REQUIREMENT >>
Copy each line below without leaving any out.

************

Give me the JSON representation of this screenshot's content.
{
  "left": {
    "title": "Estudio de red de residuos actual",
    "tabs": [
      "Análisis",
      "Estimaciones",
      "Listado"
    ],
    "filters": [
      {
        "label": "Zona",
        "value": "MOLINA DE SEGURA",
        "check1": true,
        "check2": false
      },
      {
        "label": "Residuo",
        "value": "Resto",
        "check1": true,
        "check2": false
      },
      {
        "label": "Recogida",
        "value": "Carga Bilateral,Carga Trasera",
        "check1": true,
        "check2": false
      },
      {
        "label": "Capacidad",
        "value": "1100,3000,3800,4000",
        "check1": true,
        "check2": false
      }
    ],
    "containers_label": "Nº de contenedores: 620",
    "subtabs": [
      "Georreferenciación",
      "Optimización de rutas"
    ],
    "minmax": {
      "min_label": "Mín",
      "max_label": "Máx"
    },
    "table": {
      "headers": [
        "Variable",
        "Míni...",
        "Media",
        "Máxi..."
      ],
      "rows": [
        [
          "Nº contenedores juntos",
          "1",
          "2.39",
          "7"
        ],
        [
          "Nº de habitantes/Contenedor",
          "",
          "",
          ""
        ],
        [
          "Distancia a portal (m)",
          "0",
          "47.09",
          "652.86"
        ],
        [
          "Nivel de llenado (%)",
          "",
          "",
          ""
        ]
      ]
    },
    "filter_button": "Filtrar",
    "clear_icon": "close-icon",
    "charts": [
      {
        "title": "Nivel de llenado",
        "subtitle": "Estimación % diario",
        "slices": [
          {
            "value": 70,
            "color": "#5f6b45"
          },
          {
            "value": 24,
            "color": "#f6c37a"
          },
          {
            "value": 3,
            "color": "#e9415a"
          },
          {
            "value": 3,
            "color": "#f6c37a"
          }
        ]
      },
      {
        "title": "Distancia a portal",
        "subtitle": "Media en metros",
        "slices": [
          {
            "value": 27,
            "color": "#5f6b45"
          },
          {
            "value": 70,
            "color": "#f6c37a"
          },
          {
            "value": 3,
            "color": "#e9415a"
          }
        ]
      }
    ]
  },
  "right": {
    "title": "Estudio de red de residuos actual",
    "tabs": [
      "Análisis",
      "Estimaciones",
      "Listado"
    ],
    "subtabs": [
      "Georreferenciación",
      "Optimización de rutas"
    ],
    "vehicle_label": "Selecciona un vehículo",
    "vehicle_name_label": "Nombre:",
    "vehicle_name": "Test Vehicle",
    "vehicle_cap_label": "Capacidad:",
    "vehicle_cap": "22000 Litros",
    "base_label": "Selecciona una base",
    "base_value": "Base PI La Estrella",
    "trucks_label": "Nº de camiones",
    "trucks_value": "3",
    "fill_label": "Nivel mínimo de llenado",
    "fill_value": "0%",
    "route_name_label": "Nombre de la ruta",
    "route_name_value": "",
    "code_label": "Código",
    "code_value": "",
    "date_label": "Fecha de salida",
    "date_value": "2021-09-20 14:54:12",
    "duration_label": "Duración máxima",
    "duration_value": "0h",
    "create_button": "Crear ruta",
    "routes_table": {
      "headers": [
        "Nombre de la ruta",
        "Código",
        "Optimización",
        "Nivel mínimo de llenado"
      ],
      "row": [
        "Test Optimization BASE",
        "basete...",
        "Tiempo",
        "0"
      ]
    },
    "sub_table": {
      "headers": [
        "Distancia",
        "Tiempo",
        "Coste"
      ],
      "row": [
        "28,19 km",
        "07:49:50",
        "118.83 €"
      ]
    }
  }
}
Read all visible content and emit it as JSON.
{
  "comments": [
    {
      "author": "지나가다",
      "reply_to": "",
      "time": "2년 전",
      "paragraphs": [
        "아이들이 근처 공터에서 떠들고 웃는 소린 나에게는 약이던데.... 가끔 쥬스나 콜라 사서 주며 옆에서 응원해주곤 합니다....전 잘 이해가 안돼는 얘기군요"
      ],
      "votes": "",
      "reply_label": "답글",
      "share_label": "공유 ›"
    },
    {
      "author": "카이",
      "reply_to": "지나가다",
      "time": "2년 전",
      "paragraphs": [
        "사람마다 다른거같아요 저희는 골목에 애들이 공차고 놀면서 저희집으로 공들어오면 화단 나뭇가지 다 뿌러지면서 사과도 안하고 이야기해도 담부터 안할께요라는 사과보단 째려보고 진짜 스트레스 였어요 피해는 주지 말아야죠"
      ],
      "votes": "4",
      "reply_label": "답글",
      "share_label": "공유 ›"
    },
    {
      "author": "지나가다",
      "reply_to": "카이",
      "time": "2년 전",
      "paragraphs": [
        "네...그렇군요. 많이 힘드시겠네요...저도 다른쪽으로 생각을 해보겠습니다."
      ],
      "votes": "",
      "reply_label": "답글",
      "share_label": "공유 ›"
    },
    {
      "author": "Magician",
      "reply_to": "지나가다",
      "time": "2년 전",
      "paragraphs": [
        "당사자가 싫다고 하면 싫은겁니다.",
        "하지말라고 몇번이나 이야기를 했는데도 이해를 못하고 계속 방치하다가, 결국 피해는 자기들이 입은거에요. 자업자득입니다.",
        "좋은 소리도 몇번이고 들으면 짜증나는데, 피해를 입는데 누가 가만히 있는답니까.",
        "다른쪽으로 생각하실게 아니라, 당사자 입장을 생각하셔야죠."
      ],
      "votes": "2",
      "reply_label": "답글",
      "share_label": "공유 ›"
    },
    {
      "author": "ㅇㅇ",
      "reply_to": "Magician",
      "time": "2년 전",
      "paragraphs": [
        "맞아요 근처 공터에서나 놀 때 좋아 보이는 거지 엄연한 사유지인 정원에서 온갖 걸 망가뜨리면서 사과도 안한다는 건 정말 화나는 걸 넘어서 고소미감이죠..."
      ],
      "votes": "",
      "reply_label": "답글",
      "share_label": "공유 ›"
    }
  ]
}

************

WRITTEN ANSWER >>
Give me the JSON representation of this screenshot's content.
{
  "left": {
    "title": "Estudio de red de residuos actual",
    "tabs": [
      "Análisis",
      "Estimaciones",
      "Listado"
    ],
    "filters": [
      {
        "label": "Zona",
        "value": "MOLINA DE SEGURA",
        "check1": true,
        "check2": false
      },
      {
        "label": "Residuo",
        "value": "Resto",
        "check1": true,
        "check2": false
      },
      {
        "label": "Recogida",
        "value": "Carga Bilateral,Carga Trasera",
        "check1": true,
        "check2": false
      },
      {
        "label": "Capacidad",
        "value": "1100,3000,3800,4000",
        "check1": true,
        "check2": false
      }
    ],
    "containers_label": "Nº de contenedores: 620",
    "subtabs": [
      "Georreferenciación",
      "Optimización de rutas"
    ],
    "minmax": {
      "min_label": "Mín",
      "max_label": "Máx"
    },
    "table": {
      "headers": [
        "Variable",
        "Míni...",
        "Media",
        "Máxi..."
      ],
      "rows": [
        [
          "Nº contenedores juntos",
          "1",
          "2.39",
          "7"
        ],
        [
          "Nº de habitantes/Contenedor",
          "",
          "",
          ""
        ],
        [
          "Distancia a portal (m)",
          "0",
          "47.09",
          "652.86"
        ],
        [
          "Nivel de llenado (%)",
          "",
          "",
          ""
        ]
      ]
    },
    "filter_button": "Filtrar",
    "clear_icon": "close-icon",
    "charts": [
      {
        "title": "Nivel de llenado",
        "subtitle": "Estimación % diario",
        "slices": [
          {
            "value": 70,
            "color": "#5f6b45"
          },
          {
            "value": 24,
            "color": "#f6c37a"
          },
          {
            "value": 3,
            "color": "#e9415a"
          },
          {
            "value": 3,
            "color": "#f6c37a"
          }
        ]
      },
      {
        "title": "Distancia a portal",
        "subtitle": "Media en metros",
        "slices": [
          {
            "value": 27,
            "color": "#5f6b45"
          },
          {
            "value": 70,
            "color": "#f6c37a"
          },
          {
            "value": 3,
            "color": "#e9415a"
          }
        ]
      }
    ]
  },
  "right": {
    "title": "Estudio de red de residuos actual",
    "tabs": [
      "Análisis",
      "Estimaciones",
      "Listado"
    ],
    "subtabs": [
      "Georreferenciación",
      "Optimización de rutas"
    ],
    "vehicle_label": "Selecciona un vehículo",
    "vehicle_name_label": "Nombre:",
    "vehicle_name": "Test Vehicle",
    "vehicle_cap_label": "Capacidad:",
    "vehicle_cap": "22000 Litros",
    "base_label": "Selecciona una base",
    "base_value": "Base PI La Estrella",
    "trucks_label": "Nº de camiones",
    "trucks_value": "3",
    "fill_label": "Nivel mínimo de llenado",
    "fill_value": "0%",
    "route_name_label": "Nombre de la ruta",
    "route_name_value": "",
    "code_label": "Código",
    "code_value": "",
    "date_label": "Fecha de salida",
    "date_value": "2021-09-20 14:54:12",
    "duration_label": "Duración máxima",
    "duration_value": "0h",
    "create_button": "Crear ruta",
    "routes_table": {
      "headers": [
        "Nombre de la ruta",
        "Código",
        "Optimización",
        "Nivel mínimo de llenado"
      ],
      "row": [
        "Test Optimization BASE",
        "basete...",
        "Tiempo",
        "0"
      ]
    },
    "sub_table": {
      "headers": [
        "Distancia",
        "Tiempo",
        "Coste"
      ],
      "row": [
        "28,19 km",
        "07:49:50",
        "118.83 €"
      ]
    }
  }
}
Read all visible content and emit it as JSON.
{
  "comments": [
    {
      "author": "지나가다",
      "reply_to": "",
      "time": "2년 전",
      "paragraphs": [
        "아이들이 근처 공터에서 떠들고 웃는 소린 나에게는 약이던데.... 가끔 쥬스나 콜라 사서 주며 옆에서 응원해주곤 합니다....전 잘 이해가 안돼는 얘기군요"
      ],
      "votes": "",
      "reply_label": "답글",
      "share_label": "공유 ›"
    },
    {
      "author": "카이",
      "reply_to": "지나가다",
      "time": "2년 전",
      "paragraphs": [
        "사람마다 다른거같아요 저희는 골목에 애들이 공차고 놀면서 저희집으로 공들어오면 화단 나뭇가지 다 뿌러지면서 사과도 안하고 이야기해도 담부터 안할께요라는 사과보단 째려보고 진짜 스트레스 였어요 피해는 주지 말아야죠"
      ],
      "votes": "4",
      "reply_label": "답글",
      "share_label": "공유 ›"
    },
    {
      "author": "지나가다",
      "reply_to": "카이",
      "time": "2년 전",
      "paragraphs": [
        "네...그렇군요. 많이 힘드시겠네요...저도 다른쪽으로 생각을 해보겠습니다."
      ],
      "votes": "",
      "reply_label": "답글",
      "share_label": "공유 ›"
    },
    {
      "author": "Magician",
      "reply_to": "지나가다",
      "time": "2년 전",
      "paragraphs": [
        "당사자가 싫다고 하면 싫은겁니다.",
        "하지말라고 몇번이나 이야기를 했는데도 이해를 못하고 계속 방치하다가, 결국 피해는 자기들이 입은거에요. 자업자득입니다.",
        "좋은 소리도 몇번이고 들으면 짜증나는데, 피해를 입는데 누가 가만히 있는답니까.",
        "다른쪽으로 생각하실게 아니라, 당사자 입장을 생각하셔야죠."
      ],
      "votes": "2",
      "reply_label": "답글",
      "share_label": "공유 ›"
    },
    {
      "author": "ㅇㅇ",
      "reply_to": "Magician",
      "time": "2년 전",
      "paragraphs": [
        "맞아요 근처 공터에서나 놀 때 좋아 보이는 거지 엄연한 사유지인 정원에서 온갖 걸 망가뜨리면서 사과도 안한다는 건 정말 화나는 걸 넘어서 고소미감이죠..."
      ],
      "votes": "",
      "reply_label": "답글",
      "share_label": "공유 ›"
    }
  ]
}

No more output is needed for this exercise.